how to use snorkel fins

The important thing is to let your fins do the hard work – That’s their purpose and it’s what they are designed for. With a good pair of snorkel fins you won’t need to use your arms to pull you through the water and you can conserve precious energy.

The style of kick that you use with your fins will depend on the type of fin you buy (paddle or split).


Paddle fins require a larger stronger kicking style, and you will kick slower/less frequently. This type of kick will require more strength from the thighs.

With split fins the kicking style is more of a flutter kick – the kick is much smaller, and a little faster and more frequent than with paddle fins. 

It’s important to match your kicking style to the type of fin you have as big strong kicks do not work that well with split fins, and short flutter style kicks are not as well suited for paddle fins.


how to care for your snorkel fins

As with all of your snorkel gear, if you want your gear to withstand the test of time then it is important that you take care of it.

In order to get the best out of your snorkel fins time and time again then we recommend that you rinse them with warm freshwater after each use, and allow them to air dry away from the sun.

When it comes to storing your gear we also recommend that you keep it out of the sunlight (and not stored anywhere that could get excessively hot – Like the trunk of a car), and do not allow them to rest in an awkward shape that could warp the fin in any way.

the best snorkel fins reviewed


The Scubapro Nova fins are very highly rated wherever you look – If you’re after an amazing pair of fins that will last a long time and money isn’t an issue then I recommend these fins over all others! The propulsion provided by the Nova is excellent meaning you’re able to conserve precious energy to be able to snorkel for longer.


The Cressi Puma fins have a long blade which provides good propulsion (even in stronger currents). The Puma’s are comfortable to wear but check the sizing before purchase – They run slightly large and so you’re probably best going for a size down.


The Mares Avanti Superchannel are lightweight and compact enough to travel with – The fin itself is not too stiff therefore you won’t drain too much energy kicking with these on. They provide very good propulsion and are often complimented on their soft/comfortable foot pocket.


Split fins provide a lot of propulsion – If you’re looking for a fin that is going to propel you through the water as fast as possible then a split fin might be right up your alley. The Atomic Aquatics split fins are competitively priced and surprisingly lightweight.

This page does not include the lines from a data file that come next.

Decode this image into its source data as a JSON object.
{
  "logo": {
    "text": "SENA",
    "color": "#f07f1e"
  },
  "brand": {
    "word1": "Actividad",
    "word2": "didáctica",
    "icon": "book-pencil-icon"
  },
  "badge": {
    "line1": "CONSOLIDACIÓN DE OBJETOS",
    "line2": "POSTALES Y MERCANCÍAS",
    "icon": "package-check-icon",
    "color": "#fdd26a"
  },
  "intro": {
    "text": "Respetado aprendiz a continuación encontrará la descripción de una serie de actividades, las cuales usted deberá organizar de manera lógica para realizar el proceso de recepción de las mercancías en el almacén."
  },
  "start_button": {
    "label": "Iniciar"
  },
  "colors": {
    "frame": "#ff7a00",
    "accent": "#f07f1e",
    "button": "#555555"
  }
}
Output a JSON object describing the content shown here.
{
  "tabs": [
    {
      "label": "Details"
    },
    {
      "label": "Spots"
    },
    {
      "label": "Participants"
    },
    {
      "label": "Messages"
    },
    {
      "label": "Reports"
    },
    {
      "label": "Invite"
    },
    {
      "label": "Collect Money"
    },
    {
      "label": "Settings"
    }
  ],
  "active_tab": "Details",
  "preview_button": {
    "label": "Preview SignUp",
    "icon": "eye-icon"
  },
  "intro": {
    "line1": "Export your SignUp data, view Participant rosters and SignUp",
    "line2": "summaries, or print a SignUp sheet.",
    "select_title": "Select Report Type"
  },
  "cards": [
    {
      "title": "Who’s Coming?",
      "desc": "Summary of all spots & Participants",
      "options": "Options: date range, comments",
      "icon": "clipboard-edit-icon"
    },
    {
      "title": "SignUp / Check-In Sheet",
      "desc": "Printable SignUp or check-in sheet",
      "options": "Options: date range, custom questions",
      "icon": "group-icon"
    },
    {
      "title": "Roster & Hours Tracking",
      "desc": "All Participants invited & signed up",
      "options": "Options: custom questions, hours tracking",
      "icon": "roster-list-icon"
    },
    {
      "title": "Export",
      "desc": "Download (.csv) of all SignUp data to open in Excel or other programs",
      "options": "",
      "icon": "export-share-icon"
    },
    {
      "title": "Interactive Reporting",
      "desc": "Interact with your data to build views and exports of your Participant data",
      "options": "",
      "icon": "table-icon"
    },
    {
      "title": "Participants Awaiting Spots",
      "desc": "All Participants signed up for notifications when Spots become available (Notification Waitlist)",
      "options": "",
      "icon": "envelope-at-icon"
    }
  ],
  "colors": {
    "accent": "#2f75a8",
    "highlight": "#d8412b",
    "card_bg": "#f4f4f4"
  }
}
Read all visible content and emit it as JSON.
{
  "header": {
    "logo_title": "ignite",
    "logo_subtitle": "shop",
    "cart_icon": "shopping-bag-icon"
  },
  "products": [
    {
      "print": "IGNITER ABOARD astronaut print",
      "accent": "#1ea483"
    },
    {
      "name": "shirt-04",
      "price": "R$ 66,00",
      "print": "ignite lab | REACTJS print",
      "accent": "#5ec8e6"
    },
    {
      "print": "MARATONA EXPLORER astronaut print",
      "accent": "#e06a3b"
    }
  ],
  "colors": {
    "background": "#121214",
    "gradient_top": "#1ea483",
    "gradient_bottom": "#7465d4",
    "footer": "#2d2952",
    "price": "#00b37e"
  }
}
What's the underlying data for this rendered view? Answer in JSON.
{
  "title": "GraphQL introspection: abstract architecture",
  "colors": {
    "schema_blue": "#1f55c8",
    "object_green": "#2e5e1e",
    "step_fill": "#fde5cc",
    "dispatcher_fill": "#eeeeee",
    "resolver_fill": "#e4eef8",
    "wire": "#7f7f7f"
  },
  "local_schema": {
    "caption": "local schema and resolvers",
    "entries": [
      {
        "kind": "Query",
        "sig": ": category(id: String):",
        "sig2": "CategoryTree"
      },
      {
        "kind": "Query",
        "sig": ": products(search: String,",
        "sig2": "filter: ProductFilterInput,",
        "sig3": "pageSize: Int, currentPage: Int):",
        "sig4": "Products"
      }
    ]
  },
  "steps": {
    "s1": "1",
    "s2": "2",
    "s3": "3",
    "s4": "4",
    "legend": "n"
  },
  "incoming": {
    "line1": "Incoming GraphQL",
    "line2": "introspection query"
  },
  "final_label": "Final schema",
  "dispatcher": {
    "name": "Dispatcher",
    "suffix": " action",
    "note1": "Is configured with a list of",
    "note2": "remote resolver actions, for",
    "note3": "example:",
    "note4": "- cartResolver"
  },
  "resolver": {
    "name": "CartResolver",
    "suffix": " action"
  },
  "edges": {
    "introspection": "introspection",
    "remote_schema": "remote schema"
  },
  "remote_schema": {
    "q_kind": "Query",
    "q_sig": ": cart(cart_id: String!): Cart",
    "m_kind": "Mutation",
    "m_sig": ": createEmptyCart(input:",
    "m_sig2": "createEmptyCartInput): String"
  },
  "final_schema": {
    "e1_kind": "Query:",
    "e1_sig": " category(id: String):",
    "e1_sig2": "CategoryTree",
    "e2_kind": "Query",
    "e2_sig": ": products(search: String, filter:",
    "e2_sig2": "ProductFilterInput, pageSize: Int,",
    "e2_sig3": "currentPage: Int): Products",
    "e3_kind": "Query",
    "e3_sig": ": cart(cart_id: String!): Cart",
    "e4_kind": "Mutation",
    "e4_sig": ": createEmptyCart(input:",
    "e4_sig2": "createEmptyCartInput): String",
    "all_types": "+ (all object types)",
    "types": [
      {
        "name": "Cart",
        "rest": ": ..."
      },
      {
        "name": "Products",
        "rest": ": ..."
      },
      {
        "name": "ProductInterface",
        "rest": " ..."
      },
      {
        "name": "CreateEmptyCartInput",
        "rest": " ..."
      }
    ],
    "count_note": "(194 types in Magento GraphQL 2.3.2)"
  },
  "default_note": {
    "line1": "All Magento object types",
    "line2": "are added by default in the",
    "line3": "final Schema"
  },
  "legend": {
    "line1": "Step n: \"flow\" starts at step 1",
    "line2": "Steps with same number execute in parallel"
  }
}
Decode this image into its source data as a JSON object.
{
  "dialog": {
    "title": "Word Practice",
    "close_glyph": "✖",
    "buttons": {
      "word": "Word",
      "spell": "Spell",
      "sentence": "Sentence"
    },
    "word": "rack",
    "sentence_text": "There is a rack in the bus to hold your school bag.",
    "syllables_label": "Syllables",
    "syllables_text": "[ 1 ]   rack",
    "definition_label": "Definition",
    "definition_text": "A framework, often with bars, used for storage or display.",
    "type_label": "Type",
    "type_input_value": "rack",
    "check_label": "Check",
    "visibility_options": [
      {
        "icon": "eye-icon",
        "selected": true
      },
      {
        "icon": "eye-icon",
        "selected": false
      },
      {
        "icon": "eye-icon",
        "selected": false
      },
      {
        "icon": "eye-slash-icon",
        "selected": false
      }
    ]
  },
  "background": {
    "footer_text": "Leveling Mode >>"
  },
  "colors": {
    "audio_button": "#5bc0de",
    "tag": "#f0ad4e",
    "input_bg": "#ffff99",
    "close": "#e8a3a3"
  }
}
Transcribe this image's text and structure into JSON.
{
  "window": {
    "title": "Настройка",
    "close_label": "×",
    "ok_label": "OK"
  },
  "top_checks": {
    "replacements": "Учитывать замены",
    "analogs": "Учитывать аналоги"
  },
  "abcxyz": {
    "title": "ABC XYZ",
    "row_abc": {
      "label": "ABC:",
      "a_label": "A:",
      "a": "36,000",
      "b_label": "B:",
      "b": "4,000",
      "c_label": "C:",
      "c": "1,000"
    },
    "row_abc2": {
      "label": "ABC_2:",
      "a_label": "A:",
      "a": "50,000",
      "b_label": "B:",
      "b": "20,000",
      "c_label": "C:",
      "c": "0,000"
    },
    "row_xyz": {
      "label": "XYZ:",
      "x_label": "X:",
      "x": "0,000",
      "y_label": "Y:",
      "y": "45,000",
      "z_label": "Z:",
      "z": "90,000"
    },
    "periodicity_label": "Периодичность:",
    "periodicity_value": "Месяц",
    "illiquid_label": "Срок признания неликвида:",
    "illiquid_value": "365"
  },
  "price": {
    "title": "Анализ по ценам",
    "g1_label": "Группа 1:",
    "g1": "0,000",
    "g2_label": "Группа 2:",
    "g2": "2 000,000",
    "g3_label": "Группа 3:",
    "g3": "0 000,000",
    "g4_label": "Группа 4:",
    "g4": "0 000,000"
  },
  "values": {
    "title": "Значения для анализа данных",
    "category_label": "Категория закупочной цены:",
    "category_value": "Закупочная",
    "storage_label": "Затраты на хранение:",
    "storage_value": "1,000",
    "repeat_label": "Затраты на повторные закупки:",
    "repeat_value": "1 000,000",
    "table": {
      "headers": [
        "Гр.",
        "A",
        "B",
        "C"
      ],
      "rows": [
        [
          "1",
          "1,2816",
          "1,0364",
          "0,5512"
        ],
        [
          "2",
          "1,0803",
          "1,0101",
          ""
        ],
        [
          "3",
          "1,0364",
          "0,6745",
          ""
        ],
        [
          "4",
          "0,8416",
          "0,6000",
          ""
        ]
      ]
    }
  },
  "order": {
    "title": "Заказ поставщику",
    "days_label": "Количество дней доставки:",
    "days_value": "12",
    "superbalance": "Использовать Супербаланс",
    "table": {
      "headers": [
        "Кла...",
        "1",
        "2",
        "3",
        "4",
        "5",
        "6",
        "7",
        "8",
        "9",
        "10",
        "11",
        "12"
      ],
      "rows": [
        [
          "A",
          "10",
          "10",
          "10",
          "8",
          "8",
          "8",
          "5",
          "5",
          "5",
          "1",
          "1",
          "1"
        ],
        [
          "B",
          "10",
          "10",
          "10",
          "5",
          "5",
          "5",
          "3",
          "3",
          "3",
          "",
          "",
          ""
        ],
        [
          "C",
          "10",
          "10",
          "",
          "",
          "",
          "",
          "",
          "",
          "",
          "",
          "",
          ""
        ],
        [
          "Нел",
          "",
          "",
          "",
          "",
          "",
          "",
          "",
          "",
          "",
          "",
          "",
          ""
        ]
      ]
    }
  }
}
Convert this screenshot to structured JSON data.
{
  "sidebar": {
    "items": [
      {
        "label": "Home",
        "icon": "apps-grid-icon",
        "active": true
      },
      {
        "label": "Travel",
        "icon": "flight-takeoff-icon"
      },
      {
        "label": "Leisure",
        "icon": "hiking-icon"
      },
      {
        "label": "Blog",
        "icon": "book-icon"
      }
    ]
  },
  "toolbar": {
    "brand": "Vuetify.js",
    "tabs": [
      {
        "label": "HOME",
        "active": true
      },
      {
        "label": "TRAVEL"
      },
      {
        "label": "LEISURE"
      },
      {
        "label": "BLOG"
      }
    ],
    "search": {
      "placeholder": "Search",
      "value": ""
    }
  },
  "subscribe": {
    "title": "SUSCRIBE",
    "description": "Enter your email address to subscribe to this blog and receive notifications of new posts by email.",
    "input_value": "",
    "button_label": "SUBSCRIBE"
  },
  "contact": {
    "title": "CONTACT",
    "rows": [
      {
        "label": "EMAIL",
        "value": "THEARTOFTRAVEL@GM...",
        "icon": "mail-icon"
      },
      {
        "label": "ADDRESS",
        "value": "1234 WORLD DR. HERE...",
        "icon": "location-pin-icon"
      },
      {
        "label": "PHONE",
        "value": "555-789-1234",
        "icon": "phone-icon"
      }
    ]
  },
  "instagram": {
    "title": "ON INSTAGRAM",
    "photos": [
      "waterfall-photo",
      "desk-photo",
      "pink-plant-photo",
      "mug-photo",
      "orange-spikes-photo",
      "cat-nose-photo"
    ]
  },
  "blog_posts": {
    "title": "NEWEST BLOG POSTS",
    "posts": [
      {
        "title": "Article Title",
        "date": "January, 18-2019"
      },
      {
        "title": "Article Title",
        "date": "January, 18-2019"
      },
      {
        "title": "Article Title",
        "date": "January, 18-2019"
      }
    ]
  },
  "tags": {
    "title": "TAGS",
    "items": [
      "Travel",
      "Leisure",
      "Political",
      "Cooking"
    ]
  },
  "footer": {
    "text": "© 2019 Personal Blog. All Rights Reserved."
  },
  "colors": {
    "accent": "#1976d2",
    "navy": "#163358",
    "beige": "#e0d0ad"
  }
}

If luggage space is an issue for you then you may want to consider a short paddle fin like the Cressi Palau short fin. Very compact and lightweight, the Cressi Palau is ideal if you are limited for room in your suitcase. 



For propulsion, durability, comfort and performance nothing matches the ScubaPro Seawing Nova Snorkel Fins – They tick every box that you could ask for in a snorkel fin, and they come in either a full foot or a strap version.
Picture of Gia Halliday

Gia Halliday

Hey, my names Gia! My biggest passions are food, travel and basically anything to do with being in the water. Combine all of that with an addiction for buying gear and you end up with with this website!